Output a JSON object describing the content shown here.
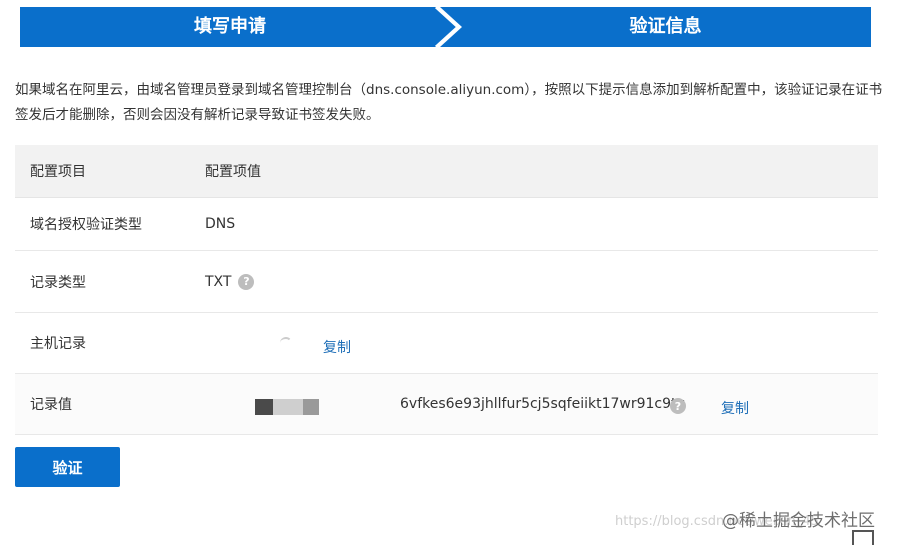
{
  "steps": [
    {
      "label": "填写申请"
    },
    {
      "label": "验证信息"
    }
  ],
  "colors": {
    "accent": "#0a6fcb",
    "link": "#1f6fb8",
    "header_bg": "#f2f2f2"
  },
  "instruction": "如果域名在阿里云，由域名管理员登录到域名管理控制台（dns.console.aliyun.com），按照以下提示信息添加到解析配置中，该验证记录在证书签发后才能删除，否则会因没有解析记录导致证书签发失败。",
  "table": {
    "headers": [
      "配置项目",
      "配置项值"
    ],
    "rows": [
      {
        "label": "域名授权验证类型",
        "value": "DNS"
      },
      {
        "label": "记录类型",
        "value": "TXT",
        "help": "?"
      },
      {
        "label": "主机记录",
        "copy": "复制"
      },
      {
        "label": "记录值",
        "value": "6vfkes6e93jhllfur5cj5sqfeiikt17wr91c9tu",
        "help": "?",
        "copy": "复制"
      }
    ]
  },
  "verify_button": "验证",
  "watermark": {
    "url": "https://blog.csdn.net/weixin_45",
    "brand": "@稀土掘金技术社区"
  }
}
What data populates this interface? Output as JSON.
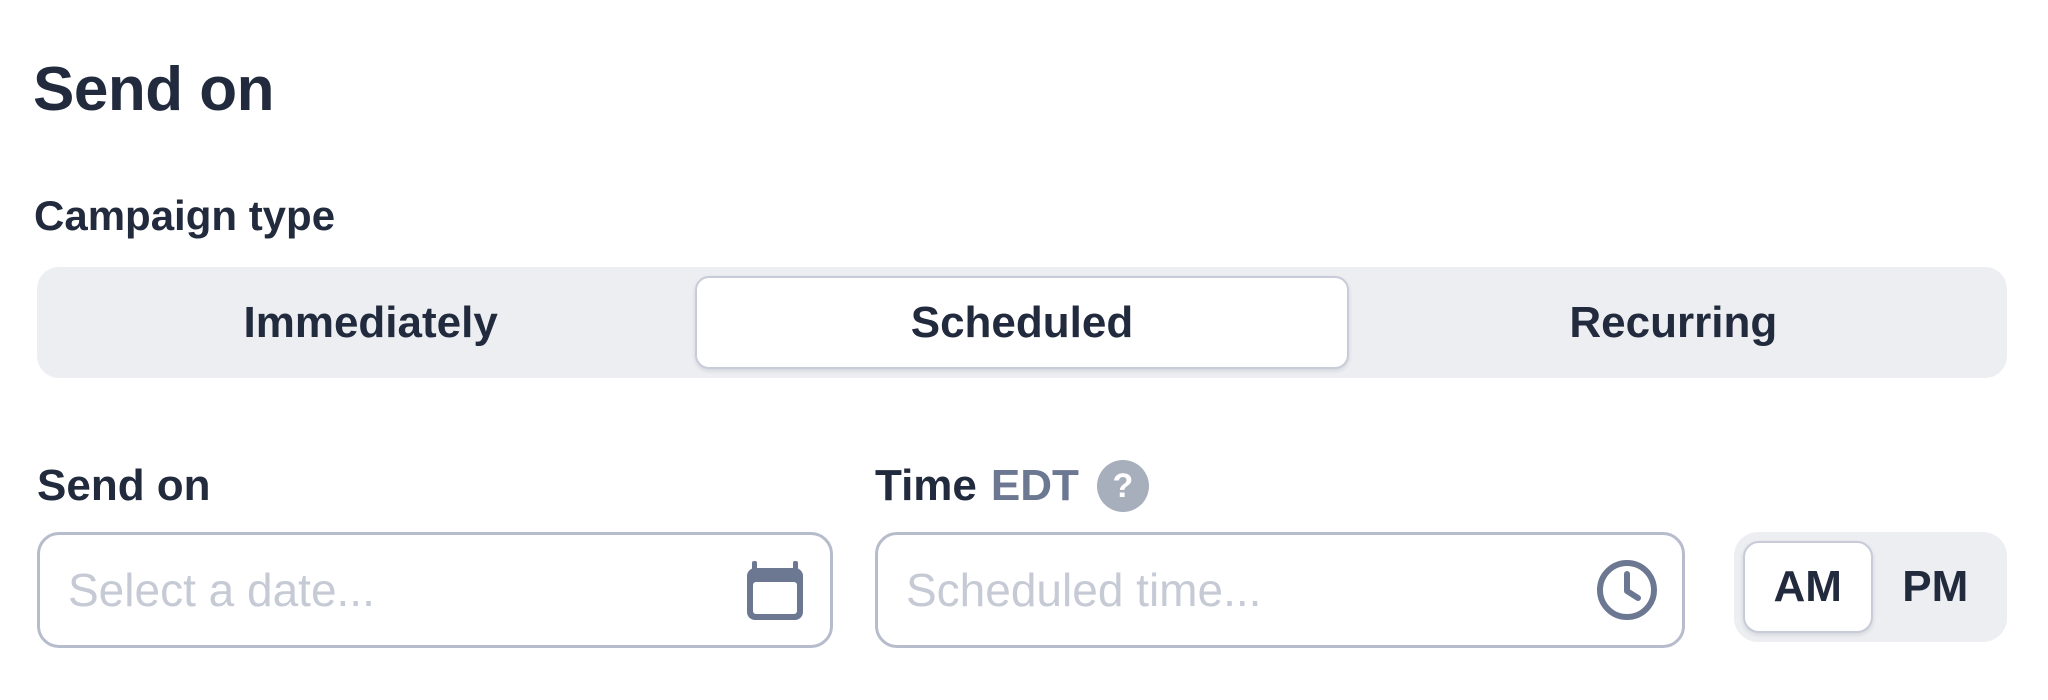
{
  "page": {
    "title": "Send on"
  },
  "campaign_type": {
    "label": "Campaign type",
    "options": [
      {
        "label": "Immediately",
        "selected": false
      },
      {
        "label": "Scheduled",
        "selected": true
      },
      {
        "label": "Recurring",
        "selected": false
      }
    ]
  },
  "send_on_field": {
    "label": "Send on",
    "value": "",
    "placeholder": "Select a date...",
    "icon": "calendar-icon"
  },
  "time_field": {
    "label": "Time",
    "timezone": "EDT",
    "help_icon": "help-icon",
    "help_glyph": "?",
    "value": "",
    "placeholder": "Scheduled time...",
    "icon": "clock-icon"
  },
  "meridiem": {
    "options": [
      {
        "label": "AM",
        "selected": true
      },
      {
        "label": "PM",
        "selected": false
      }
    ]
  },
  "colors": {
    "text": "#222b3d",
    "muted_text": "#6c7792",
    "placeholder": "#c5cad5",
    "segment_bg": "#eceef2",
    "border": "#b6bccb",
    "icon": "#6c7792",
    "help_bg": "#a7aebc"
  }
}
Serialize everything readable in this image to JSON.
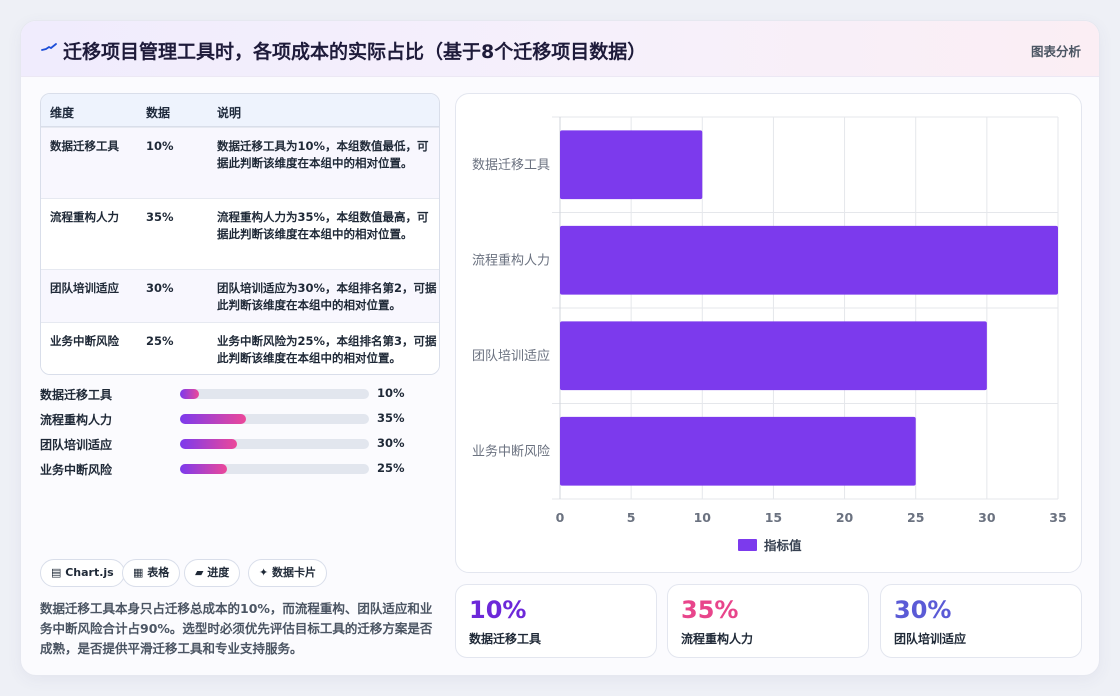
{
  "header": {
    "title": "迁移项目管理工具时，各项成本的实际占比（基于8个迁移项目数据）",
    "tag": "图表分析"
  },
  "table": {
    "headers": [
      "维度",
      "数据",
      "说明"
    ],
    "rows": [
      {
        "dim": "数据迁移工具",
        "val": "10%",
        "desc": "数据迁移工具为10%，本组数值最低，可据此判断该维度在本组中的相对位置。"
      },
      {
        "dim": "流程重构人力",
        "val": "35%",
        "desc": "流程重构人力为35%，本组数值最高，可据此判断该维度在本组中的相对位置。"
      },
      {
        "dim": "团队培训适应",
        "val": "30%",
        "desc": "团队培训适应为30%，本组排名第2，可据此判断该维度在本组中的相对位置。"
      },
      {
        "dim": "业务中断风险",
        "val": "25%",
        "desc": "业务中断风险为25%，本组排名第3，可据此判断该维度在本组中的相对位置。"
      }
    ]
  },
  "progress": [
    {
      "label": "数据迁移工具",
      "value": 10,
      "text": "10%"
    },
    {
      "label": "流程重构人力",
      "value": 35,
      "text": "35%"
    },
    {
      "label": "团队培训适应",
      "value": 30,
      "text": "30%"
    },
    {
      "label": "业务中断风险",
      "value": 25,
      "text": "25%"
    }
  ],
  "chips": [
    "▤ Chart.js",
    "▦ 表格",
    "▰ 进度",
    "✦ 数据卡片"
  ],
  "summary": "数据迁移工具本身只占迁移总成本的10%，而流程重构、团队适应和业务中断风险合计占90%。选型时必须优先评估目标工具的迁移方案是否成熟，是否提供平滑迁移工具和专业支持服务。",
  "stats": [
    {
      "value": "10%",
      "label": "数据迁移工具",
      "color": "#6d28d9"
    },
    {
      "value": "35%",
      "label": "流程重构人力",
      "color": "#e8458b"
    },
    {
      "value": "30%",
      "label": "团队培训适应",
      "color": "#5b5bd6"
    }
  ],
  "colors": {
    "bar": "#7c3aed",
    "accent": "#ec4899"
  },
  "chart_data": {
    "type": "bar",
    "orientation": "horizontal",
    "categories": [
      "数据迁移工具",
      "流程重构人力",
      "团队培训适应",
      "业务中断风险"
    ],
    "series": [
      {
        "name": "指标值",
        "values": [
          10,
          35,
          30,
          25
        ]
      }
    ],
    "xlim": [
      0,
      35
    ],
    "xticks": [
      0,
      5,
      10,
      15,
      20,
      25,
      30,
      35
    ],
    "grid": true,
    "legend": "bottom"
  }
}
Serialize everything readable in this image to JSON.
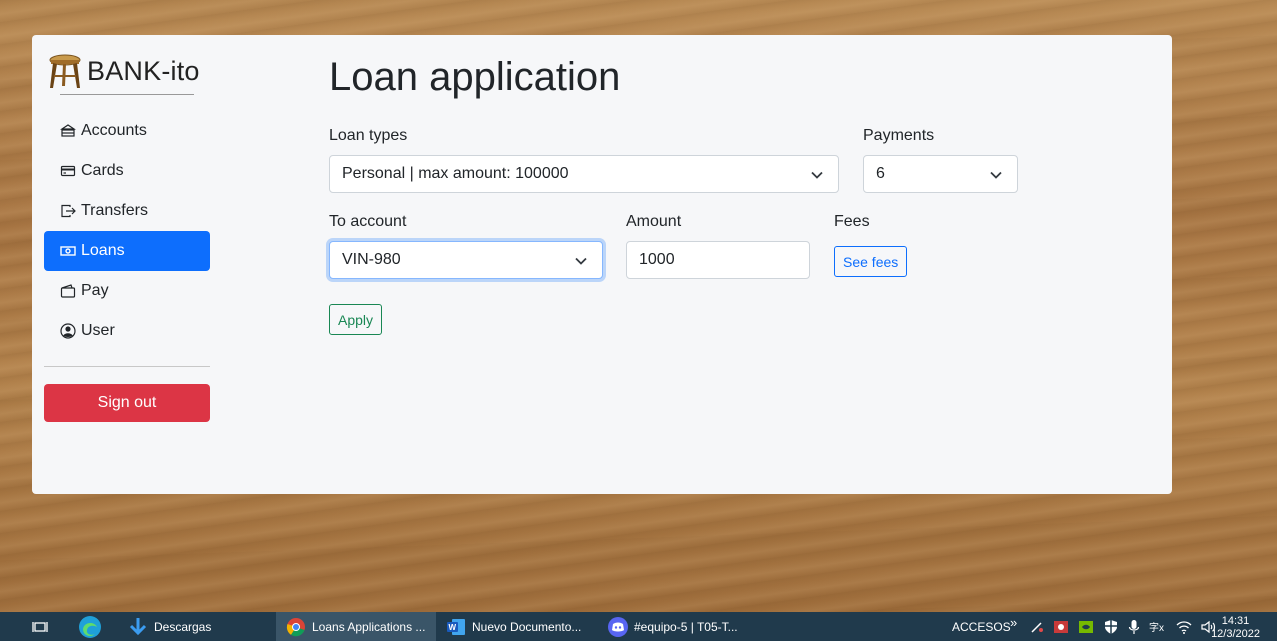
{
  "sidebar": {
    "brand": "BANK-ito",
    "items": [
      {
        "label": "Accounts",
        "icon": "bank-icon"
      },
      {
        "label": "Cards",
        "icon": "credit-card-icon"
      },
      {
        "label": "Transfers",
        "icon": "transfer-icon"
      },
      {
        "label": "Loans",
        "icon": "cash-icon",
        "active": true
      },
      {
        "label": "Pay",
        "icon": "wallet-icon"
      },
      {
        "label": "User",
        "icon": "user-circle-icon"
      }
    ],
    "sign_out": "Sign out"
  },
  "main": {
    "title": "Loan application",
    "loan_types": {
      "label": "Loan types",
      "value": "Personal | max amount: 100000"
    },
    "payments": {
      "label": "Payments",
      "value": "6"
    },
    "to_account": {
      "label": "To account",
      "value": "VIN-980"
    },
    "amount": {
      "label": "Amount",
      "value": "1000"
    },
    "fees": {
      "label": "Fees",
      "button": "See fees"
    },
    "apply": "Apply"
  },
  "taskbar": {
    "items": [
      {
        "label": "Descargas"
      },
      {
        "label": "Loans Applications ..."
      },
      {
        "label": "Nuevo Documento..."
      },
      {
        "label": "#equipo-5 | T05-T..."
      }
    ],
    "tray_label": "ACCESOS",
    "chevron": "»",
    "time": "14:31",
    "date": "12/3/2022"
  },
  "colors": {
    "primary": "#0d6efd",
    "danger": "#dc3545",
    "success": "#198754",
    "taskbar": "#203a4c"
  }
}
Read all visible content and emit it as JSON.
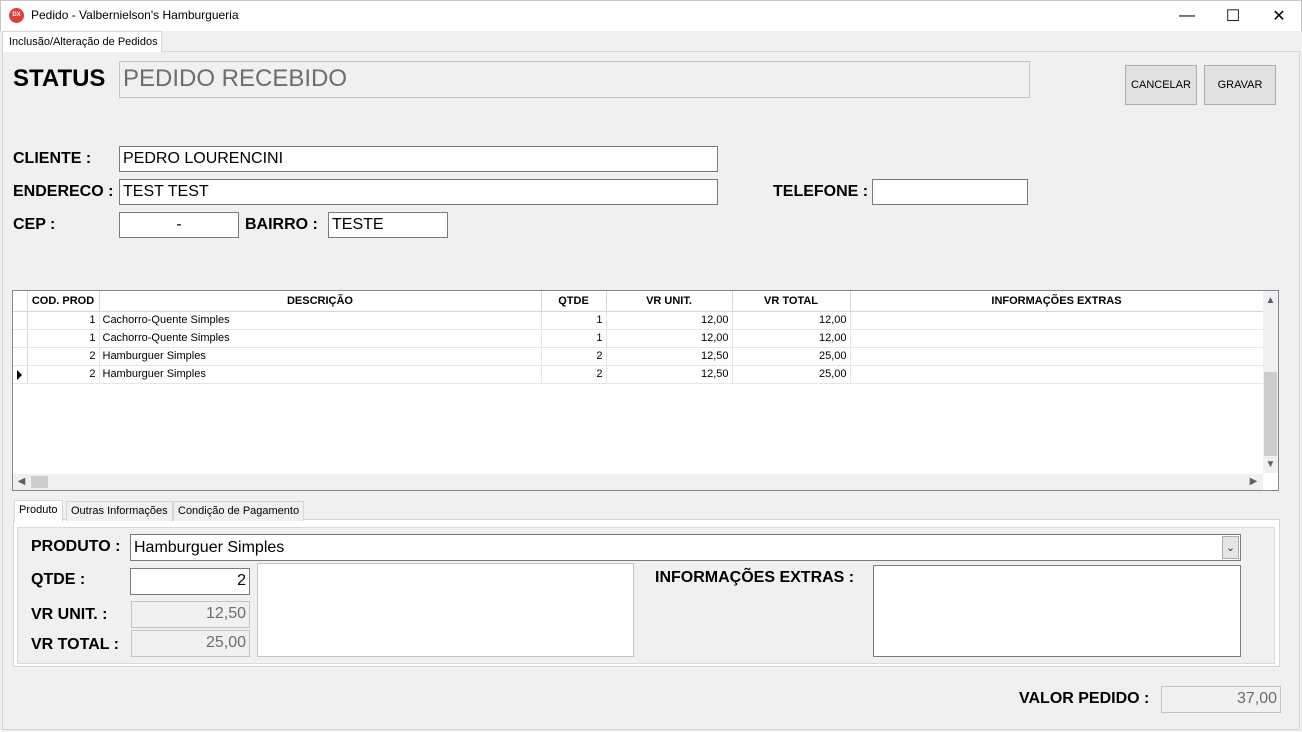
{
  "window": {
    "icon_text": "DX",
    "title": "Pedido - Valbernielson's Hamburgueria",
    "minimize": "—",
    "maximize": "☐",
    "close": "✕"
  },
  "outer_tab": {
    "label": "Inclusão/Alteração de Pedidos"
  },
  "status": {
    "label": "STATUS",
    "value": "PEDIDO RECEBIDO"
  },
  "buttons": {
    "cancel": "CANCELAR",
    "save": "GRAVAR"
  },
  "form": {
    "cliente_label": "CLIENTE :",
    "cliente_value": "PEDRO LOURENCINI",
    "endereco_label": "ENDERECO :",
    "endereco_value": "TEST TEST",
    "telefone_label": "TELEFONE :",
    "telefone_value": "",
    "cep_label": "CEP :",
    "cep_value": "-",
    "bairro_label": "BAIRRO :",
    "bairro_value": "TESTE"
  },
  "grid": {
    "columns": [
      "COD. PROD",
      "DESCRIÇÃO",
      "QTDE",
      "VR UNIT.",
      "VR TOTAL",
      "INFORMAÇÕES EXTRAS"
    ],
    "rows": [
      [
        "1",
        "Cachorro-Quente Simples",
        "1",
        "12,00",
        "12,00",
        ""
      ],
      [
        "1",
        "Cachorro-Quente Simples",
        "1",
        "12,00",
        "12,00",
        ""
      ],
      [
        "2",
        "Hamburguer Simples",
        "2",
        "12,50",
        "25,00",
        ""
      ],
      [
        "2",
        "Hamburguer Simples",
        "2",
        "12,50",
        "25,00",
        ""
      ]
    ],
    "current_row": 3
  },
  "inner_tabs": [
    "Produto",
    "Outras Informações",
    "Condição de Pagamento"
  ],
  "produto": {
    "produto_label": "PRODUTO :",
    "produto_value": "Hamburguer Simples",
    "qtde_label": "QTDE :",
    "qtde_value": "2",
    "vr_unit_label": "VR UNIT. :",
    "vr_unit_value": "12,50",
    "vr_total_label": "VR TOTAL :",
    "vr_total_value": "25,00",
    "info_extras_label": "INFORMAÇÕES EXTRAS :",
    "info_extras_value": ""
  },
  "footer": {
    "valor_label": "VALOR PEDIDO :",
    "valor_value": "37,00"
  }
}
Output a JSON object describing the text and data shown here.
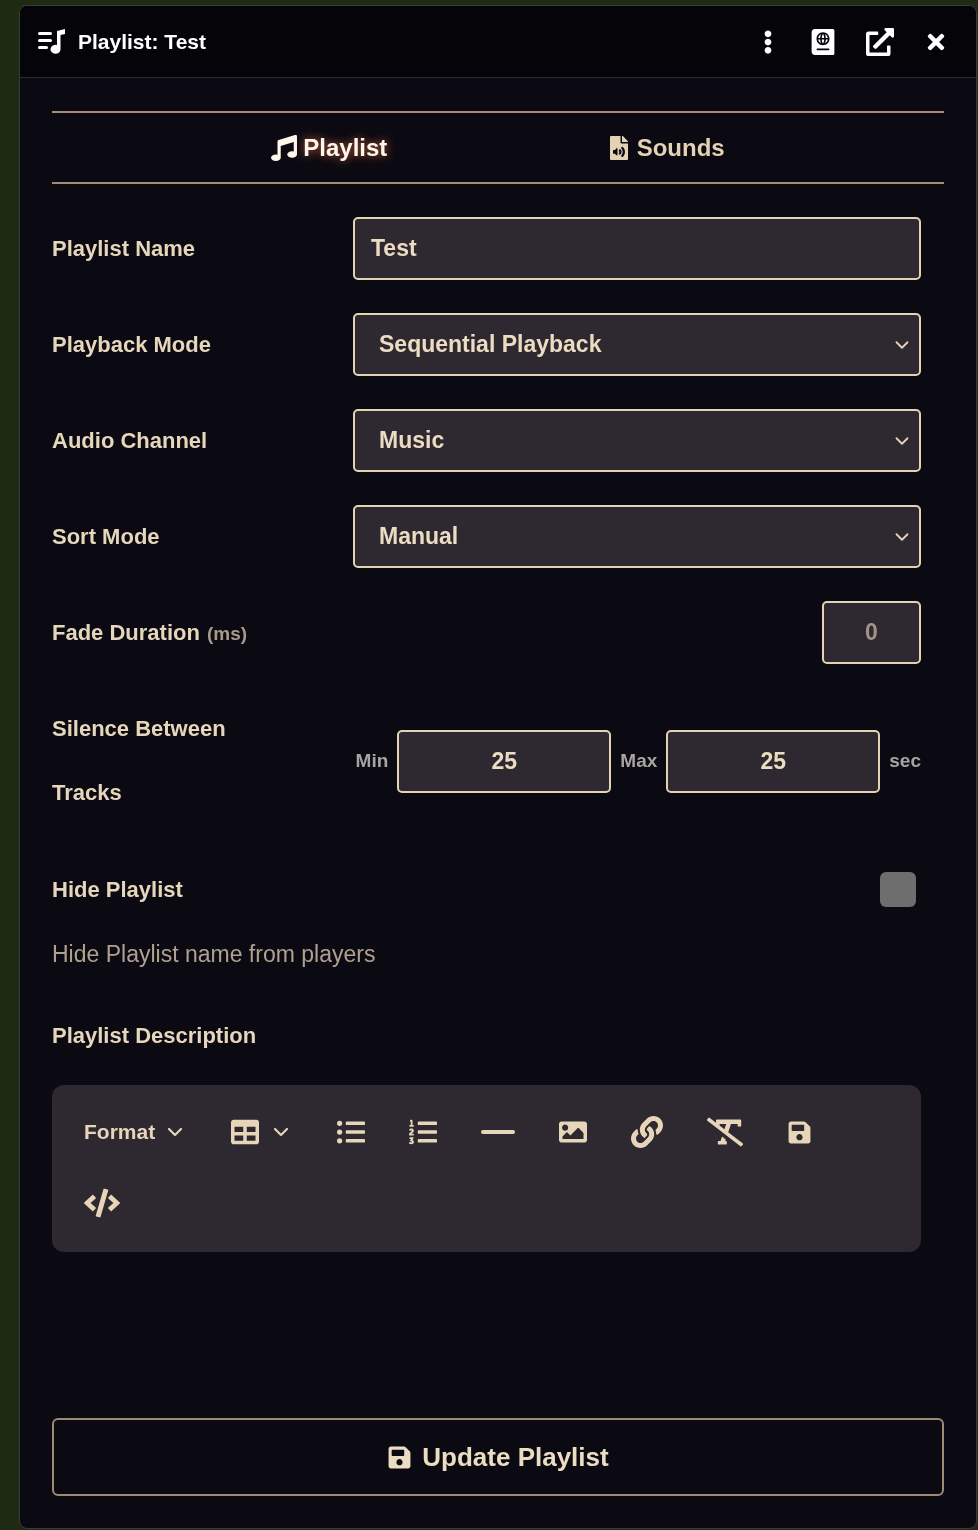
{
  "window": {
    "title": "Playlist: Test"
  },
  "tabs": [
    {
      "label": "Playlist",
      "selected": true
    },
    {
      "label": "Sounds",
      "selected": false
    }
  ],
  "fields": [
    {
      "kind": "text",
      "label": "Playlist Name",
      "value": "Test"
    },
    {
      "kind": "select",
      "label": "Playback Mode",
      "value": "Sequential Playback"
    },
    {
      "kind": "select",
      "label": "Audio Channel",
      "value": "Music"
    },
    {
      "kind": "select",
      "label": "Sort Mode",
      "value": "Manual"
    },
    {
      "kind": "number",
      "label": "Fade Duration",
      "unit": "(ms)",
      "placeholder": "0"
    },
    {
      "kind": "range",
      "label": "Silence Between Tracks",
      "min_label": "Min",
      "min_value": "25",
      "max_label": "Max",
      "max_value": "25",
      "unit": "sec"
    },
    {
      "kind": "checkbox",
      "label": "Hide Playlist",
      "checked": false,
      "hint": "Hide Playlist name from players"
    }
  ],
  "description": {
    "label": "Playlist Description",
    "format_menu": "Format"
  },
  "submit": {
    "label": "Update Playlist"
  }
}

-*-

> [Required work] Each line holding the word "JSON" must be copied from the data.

> [Completed task]
Output a JSON object describing the content shown here.
What data populates this interface? Output as JSON.
Serialize everything readable in this image to JSON.
Serialize everything readable in this image to JSON.
Read all visible content and emit it as JSON.
Output a JSON object describing the text and data shown here.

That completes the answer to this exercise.